→ **Records**:
################
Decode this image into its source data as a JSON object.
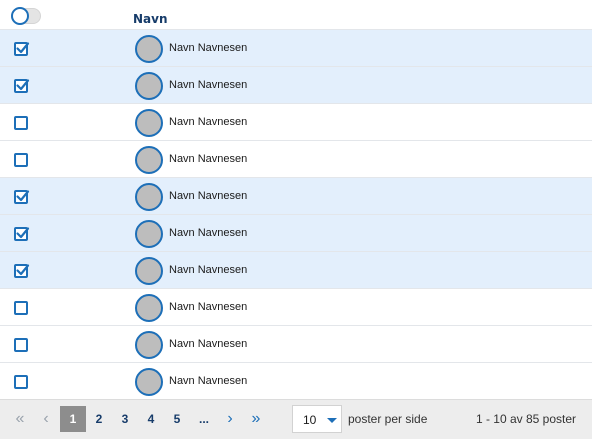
{
  "header": {
    "column_name": "Navn"
  },
  "rows": [
    {
      "name": "Navn Navnesen",
      "selected": true
    },
    {
      "name": "Navn Navnesen",
      "selected": true
    },
    {
      "name": "Navn Navnesen",
      "selected": false
    },
    {
      "name": "Navn Navnesen",
      "selected": false
    },
    {
      "name": "Navn Navnesen",
      "selected": true
    },
    {
      "name": "Navn Navnesen",
      "selected": true
    },
    {
      "name": "Navn Navnesen",
      "selected": true
    },
    {
      "name": "Navn Navnesen",
      "selected": false
    },
    {
      "name": "Navn Navnesen",
      "selected": false
    },
    {
      "name": "Navn Navnesen",
      "selected": false
    }
  ],
  "pagination": {
    "pages": [
      "1",
      "2",
      "3",
      "4",
      "5"
    ],
    "ellipsis": "...",
    "current": "1",
    "page_size": "10",
    "page_size_label": "poster per side",
    "summary": "1 - 10 av 85 poster"
  },
  "icons": {
    "first": "double-chevron-left-icon",
    "prev": "chevron-left-icon",
    "next": "chevron-right-icon",
    "last": "double-chevron-right-icon",
    "size_caret": "caret-down-icon"
  },
  "colors": {
    "accent": "#1d6fb8",
    "selected_row": "#e3effc",
    "avatar": "#bdbdbd",
    "footer": "#ededed"
  }
}
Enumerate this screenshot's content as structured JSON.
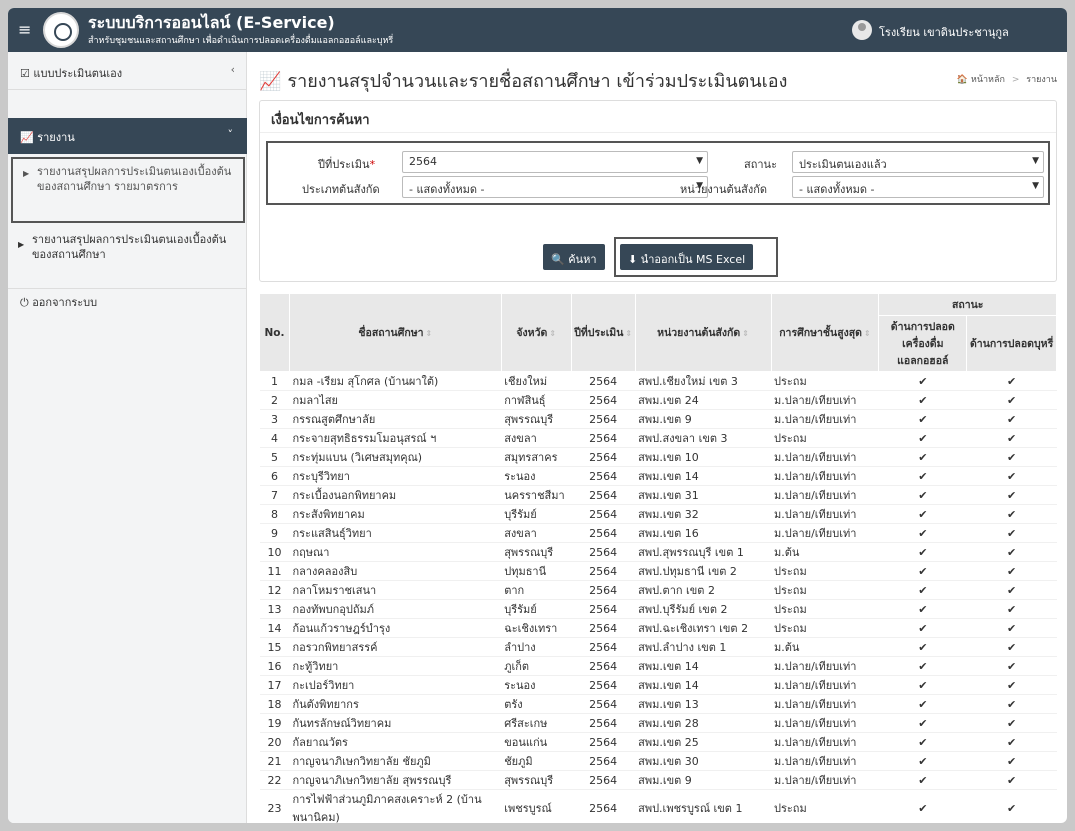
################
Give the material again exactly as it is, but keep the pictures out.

→ **Reply to the exercise**:
Decode this image into its source data as a JSON object.
{
  "header": {
    "column_name": "Navn"
  },
  "rows": [
    {
      "name": "Navn Navnesen",
      "selected": true
    },
    {
      "name": "Navn Navnesen",
      "selected": true
    },
    {
      "name": "Navn Navnesen",
      "selected": false
    },
    {
      "name": "Navn Navnesen",
      "selected": false
    },
    {
      "name": "Navn Navnesen",
      "selected": true
    },
    {
      "name": "Navn Navnesen",
      "selected": true
    },
    {
      "name": "Navn Navnesen",
      "selected": true
    },
    {
      "name": "Navn Navnesen",
      "selected": false
    },
    {
      "name": "Navn Navnesen",
      "selected": false
    },
    {
      "name": "Navn Navnesen",
      "selected": false
    }
  ],
  "pagination": {
    "pages": [
      "1",
      "2",
      "3",
      "4",
      "5"
    ],
    "ellipsis": "...",
    "current": "1",
    "page_size": "10",
    "page_size_label": "poster per side",
    "summary": "1 - 10 av 85 poster"
  },
  "icons": {
    "first": "double-chevron-left-icon",
    "prev": "chevron-left-icon",
    "next": "chevron-right-icon",
    "last": "double-chevron-right-icon",
    "size_caret": "caret-down-icon"
  },
  "colors": {
    "accent": "#1d6fb8",
    "selected_row": "#e3effc",
    "avatar": "#bdbdbd",
    "footer": "#ededed"
  }
}
Enumerate this screenshot's content as structured JSON.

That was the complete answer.